TO REPORT A FIRE CALL 911

The Bellevue Fire Department consists of 22 paid on-call volunteers who cover a 118 square mile area within Barry County, Calhoun County, and Eaton County. The department has one station located in the Village of Bellevue, covering the Assyria Township, Bellevue Township, Convis Township, Village of Bellevue, and ten sections of Kalamo Township. The station is equipped with two pumpers, one tanker/pumper, grass rig, and equipment truck.

BURN PERMITS ARE REQUIRED FOR OPEN BURNING:

 For a burn permit call  ----    (269) 763-3262


Fire Department History
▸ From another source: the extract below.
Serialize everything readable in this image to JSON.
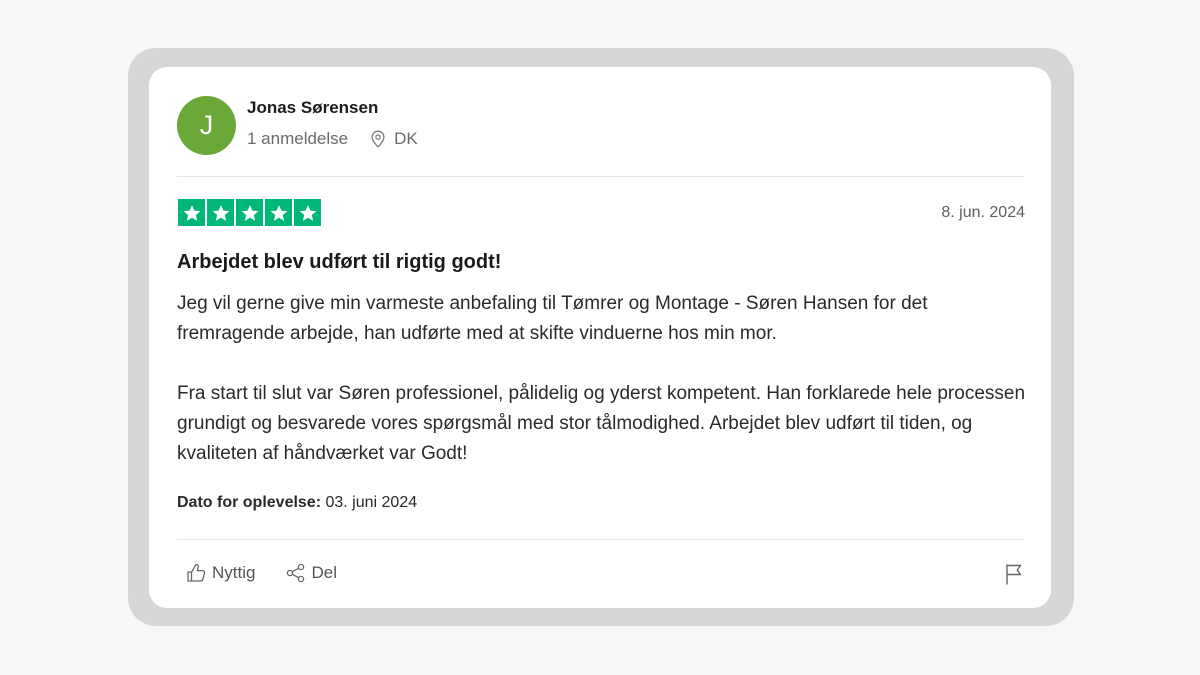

The Bellevue Fire Department evolved from a Village owned and operated department, formed in 1882, to a community fire department that serves the surrounding townships as well. This transformation began in 1934 when the fire department was instructed to begin responding to fire alarms outside the Village limits. The transformation was completed in 1955 when Assyria Township, Bellevue Township, Convis Township, and the Village of Bellevue entered into an agreement to join together to organize the fire department into what it closely resembles today. A fire control board that consists of members from these three townships and the Village now operates the fire department.
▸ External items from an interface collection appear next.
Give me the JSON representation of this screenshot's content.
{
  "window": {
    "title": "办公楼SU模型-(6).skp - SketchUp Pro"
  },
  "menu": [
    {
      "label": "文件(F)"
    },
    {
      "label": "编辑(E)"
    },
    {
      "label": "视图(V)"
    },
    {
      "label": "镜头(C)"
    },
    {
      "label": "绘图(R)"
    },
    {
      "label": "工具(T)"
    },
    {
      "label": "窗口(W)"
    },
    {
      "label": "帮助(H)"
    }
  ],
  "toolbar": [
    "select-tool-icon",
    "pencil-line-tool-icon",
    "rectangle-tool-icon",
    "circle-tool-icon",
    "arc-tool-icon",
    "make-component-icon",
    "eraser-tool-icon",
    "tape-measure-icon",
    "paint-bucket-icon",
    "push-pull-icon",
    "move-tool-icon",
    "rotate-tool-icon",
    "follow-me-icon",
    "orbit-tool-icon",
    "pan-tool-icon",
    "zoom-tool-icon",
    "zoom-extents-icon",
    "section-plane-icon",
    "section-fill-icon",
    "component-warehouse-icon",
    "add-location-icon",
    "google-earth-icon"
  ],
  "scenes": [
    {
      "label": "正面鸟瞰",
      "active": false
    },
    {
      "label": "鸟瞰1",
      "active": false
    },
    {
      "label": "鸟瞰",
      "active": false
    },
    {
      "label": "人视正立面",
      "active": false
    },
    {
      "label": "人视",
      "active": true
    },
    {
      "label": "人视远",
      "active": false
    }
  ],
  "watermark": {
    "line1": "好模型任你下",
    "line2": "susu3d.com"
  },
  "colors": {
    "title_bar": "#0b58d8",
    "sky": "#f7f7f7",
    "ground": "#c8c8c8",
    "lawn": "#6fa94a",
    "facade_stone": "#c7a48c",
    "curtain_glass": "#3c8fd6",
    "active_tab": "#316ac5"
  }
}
Bellevue Fire Control Board Information

Telephone: (269) 763-9571
Fax: (269) 763-9998

Open burning permits are required for any burning of brush, felled trees, limbs, logs, leaves and grass when the ground is not covered with snow.

The burning of construction material, painted or pressure treated lumber, tires, commercial or business waste, empty fertilizer packaging or empty pesticide containers, manure or livestock carcasses is not allowed.

Burn permits within the Bellevue Fire District are issued by the Bellevue Community Fire Department… call (269) 763-3262.


BURN BARRALS ARE  UNDESIRABLE  FOR THE FOLLOWING REASONS:

·  They create a smoke or odor nuisance.

·  Burn barrels do not provide good combustion.

·  The smoke emitted consists of a number of chemicals that can be irritating or even harmful. Chemicals commonly detected in burn barrel smoke include dioxins, benzene, styrene, formaldehyde, furans, PCBs, lead, mercury, and arsenic.

·  Burning plastics can be especially problematic, with PVC plastic in particular contributing to high emissions of dioxin.

·  Dioxin is a persistent, bio-accumulative toxin, which means it isn't broken down into safer chemicals, and it is concentrated in the food chain.

·  As dioxin in burn barrel smoke drifts away to eventually settle on nearby fields, it can be eaten by cows where it is concentrated in their fat. Some is then excreted with the milk while the rest remains in the animal's fat. When humans consume dairy products and meat they end up with the long-lived dioxin in their own bodies.

·  The US EPA considers burn barrels a major source of dioxin. They also consider that current dioxin levels in Americans, due to consumption of dairy and meat, are high enough to add a significant cancer risk, as well as other serious health risks.

For more information go to: http://www.burnbarrel.org/ or
http://www.michigan.gov/deq/0,1607,7-135-3310-65250--,00.html